WHAT TO WORK ON:
Please count the lines in the records below that include the word "Hurricane" and report only the total.
====== GIVEN DATA
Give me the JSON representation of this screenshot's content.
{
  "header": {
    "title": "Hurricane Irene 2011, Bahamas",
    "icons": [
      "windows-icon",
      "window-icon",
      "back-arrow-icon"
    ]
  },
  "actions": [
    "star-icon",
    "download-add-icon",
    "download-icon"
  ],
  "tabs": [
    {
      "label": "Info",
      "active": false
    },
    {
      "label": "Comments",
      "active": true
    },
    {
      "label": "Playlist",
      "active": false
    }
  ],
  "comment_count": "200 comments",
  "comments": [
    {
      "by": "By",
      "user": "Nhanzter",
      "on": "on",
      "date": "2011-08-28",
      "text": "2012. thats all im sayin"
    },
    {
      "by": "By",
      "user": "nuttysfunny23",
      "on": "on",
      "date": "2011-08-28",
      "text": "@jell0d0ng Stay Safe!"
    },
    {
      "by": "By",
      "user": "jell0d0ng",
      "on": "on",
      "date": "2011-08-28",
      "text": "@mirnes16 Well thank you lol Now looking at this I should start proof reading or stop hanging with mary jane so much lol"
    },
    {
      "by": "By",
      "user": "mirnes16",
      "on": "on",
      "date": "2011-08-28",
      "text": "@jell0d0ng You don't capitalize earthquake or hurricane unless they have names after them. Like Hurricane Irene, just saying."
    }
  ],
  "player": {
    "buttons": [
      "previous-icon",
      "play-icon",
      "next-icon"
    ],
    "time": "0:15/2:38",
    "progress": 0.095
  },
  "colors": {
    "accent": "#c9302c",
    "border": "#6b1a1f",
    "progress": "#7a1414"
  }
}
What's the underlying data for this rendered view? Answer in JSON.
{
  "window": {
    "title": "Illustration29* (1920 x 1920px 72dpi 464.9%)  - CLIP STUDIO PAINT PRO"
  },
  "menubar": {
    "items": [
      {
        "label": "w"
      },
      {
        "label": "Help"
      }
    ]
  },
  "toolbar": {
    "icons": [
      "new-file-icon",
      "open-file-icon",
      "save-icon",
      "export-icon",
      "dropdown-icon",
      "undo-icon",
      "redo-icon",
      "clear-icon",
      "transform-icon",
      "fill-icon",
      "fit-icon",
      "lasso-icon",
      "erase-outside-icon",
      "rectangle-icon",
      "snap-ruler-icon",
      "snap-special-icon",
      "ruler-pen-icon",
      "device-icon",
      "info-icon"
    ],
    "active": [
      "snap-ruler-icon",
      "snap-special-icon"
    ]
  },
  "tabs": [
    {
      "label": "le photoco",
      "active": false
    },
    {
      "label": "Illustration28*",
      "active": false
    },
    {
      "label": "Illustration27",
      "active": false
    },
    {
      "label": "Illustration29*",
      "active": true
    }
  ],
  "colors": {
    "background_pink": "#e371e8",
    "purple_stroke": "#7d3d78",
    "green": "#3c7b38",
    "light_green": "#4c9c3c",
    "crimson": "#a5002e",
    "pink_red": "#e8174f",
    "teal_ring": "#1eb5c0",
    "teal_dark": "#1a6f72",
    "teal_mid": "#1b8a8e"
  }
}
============
SOLVED EXERCISE:
2